It is learnt that differences of opinion and changes in contract awards had led to Prasarana non-executive chairman Tan Sri Izzudin Dali leaving the post last August 31 after just one term. The former Treasury secretary-general is known for his no-nonsense approach and diligent attitude, which led to some clashes over contract awards.

Izzudin’s replacement is former Public Service Department director-general Tan Sri Ismail Adam.

Critics have also pointed out that another tender for the supply and delivery of segmental box girders that support the overhead train line also has a short period of just one month between August 23 and September 20, 2011, which included the Hari Raya Aidilfitri holiday break.

“This is a specialised job that involves very few pre-cast concrete product makers yet it is an open tender rather than a restricted tender. And the period for such tenders is usually six to eight weeks, not three weeks minus the one week Hari Raya break,” an industry official told The Malaysian Insider.

“Why the speed? And why not just invite the few that can actually do the job?” he asked, requesting not to be named by The Malaysian Insider.

He also hoped that MRT Co as the new project owners can clarify the status of contracts and tenders issued by Prasarana, pointing out that Prasarana is the owner and operator of all the other public transport assets such as the LRT, monorail and bus lines.

“There seems to be some duplication here and just more bureaucracy. I hope they get their act together,” the officials said.

Twenty eight firms have already pre-qualified for 16 packages in the elevated part of the 51km-long MRT, which is the country’s biggest infrastructure project and also the largest National Key Economic Area (NKEA) project under Prime Minister Datuk Seri Najib Razak’s New Economic Model (NEM).

The cost for the project was earlier reported to be between RM36 billion and RM50 billion although authorities say those estimates are now outdated and no figure can be finalised before the alignment is confirmed in June.

The massive project is expected to generate 130,000 jobs during its five-year construction phase.

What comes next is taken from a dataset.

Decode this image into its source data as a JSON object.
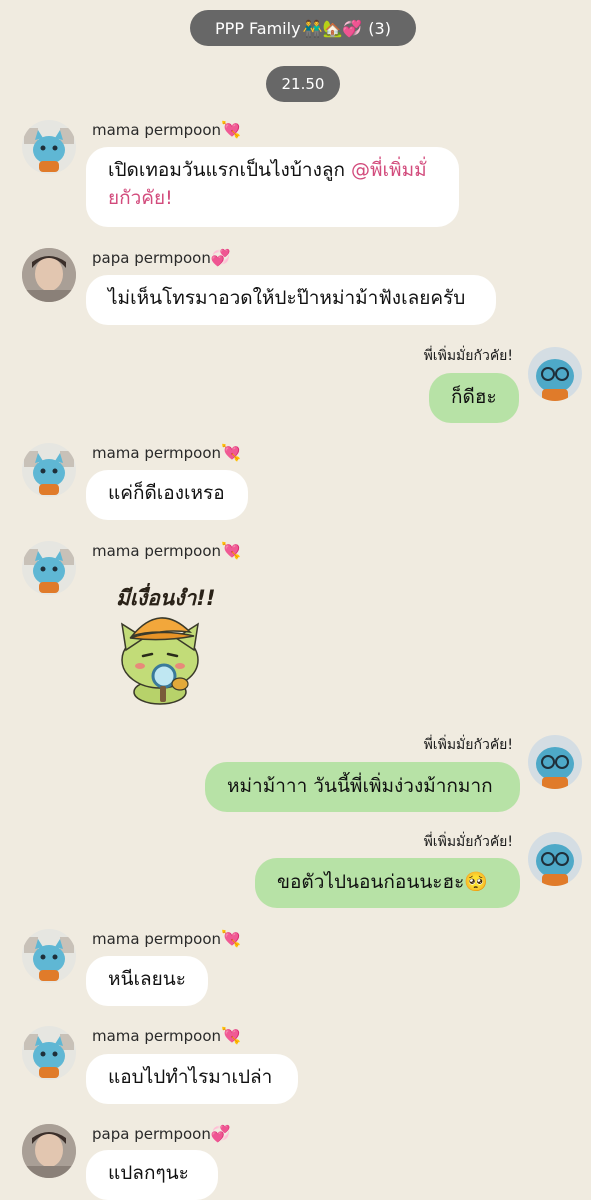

The government aims to have more than half of the population in Greater Kuala Lumpur use the public transport system to prevent traffic congestion.

Comments